By Cash Michaels –
One of the top black Republican political consultants in Washington, DC, has blasted his party, and specifically Republican Senate Majority Leader Mitch McConnell, for “playing the race card” in sponsoring campaign ads promoting Democratic senatorial candidate Erica Smith in the March 3rd North Carolina primary.
“Once again Republicans have proven that when the radical liberal Democrats call us a party of racists, there is some merit to the charge,” an outraged Raynard Jackson wrote in his weekly column last week. “[T]hey saw more value and votes with white Southern Democrats, Dixiecrats, than with the black community.”
Jackson, President and CEO of Raynard Jackson & Associates, was blasting recent reports that the Faith and Power PAC, a political action committee that has been confirmed to be connected to the Senate Leadership Fund, a super-PAC controlled by Sen. McConnell, reportedly spent $2.4 million to purchase political advertising promoting state Sen. Erica Smith in her primary race against frontrunner Cal Cunningham in the Democratic senatorial primary.
The scheme, apparently, was to either push Smith to win the primary, thus setting up what Republicans perceive to be a weak candidate for incumbent Republican Senator Thom Tillis to face; or to force Cunningham to spend money against Smith, thus depleting his campaign war chest against Tillis. The PAC’s attempt to sway the election was unsuccessful, as Cunningham handily won the primary and will face Tillis in the Nov. 3rd general election.

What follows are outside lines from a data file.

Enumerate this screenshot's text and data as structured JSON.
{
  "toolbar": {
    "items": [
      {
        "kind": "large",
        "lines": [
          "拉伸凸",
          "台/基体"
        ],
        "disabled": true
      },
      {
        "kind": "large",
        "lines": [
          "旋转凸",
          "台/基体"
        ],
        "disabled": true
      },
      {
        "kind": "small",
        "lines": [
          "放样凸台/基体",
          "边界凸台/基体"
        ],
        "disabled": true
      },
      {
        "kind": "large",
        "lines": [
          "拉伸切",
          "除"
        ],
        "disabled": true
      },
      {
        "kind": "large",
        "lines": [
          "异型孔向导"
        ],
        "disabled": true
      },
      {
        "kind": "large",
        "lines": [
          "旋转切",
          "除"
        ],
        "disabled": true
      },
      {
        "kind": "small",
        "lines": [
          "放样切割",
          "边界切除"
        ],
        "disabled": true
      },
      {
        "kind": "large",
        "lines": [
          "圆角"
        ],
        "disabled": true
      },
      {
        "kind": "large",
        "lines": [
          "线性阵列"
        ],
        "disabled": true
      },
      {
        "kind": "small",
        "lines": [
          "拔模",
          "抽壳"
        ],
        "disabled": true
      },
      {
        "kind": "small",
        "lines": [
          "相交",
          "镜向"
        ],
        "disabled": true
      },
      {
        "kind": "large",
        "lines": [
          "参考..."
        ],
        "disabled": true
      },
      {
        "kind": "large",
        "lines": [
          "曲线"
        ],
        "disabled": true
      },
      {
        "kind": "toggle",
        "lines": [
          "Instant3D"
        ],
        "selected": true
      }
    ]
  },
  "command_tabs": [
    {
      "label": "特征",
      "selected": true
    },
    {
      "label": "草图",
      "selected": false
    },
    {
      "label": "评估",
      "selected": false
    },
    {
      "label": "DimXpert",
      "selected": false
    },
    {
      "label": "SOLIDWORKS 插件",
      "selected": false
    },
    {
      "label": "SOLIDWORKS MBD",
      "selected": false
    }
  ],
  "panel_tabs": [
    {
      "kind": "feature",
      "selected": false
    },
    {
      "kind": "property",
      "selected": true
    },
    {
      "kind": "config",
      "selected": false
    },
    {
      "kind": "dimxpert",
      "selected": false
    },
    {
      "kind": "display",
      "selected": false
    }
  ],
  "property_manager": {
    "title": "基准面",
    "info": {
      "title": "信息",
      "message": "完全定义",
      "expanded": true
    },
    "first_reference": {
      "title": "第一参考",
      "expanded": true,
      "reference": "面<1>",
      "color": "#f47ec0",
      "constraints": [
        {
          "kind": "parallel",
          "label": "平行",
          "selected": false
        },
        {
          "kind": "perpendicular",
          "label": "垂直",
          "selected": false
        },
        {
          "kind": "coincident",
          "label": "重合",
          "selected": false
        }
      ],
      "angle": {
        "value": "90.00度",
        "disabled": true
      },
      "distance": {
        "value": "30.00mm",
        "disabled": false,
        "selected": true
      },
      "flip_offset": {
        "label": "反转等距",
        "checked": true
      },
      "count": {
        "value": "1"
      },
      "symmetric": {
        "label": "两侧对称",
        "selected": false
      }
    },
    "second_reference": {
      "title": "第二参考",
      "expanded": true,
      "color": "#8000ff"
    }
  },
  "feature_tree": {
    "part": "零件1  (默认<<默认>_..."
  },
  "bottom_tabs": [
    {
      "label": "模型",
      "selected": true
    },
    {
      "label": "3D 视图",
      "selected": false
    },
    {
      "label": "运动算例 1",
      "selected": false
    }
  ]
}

The ads also sought to label both Smith and Cunningham as early supporters of national front-running Democratic Socialist presidential candidate Sen. Bernie Sanders. Neither Democrat endorsed Sanders.
Raynard Jackson apparently was displeased that McConnell’s super PAC would create a “throw-away” PAC to spend $2.4 million specifically to set up a “radical liberal” black female Democrat to fail, instead of spending that amount with his company “…to cultivate relationships in the black community.”
“[I]n their minds, it’s easier and more cost effective to inject race into an election and further divide a state and country, versus taking their conservative message directly to the black community and ask them to support their candidate,” Jackson wrote.
“Do you know how much good I could have done with this money to help our Republican candidate in North Carolina? Blacks account for over 21% of the population in North Carolina and the [Republican] party and Tillis has little to no meaningful relationship with the black community,” Raynard Jackson continued.
He goes on to suggest that McConnell’s action may have cost Tillis his Senate seat in November, because outraged black voters will be sure to line up against the senator.
“If Tillis loses his race, more than likely, Trump will lose the state also; thus, making it almost impossible for Trump to be reelected as president. So, in many ways, Trump and Tillis are tied at the hip.”
Jackson rhetorically asked the central question many Democratic and progressive activists ask when it comes to well-documented Republican attempts to undermine the black vote.
“If they really believe in a conservative message that can cure the ills of liberalism that have been directed towards the black community, when will they take their message to the marketplace of ideas within the Black community?” he asked.
Jackson urged McConnell to “… not only apologize for injecting the worst of racial politics into this election; but [he] should make an affirmative commitment to work with black operatives to engage with the black community in senate races across the country and cease and desist from the racial politics that should be in our past.”
Before the primary, Sen. Smith had urged her supporters to understand that she was not working with Republicans to win the Democratic primary, and she denounced the Faith and Power PAC campaign ads. For his part, Tillis’s campaign denied having anything to do with the McConnell super PAC plot.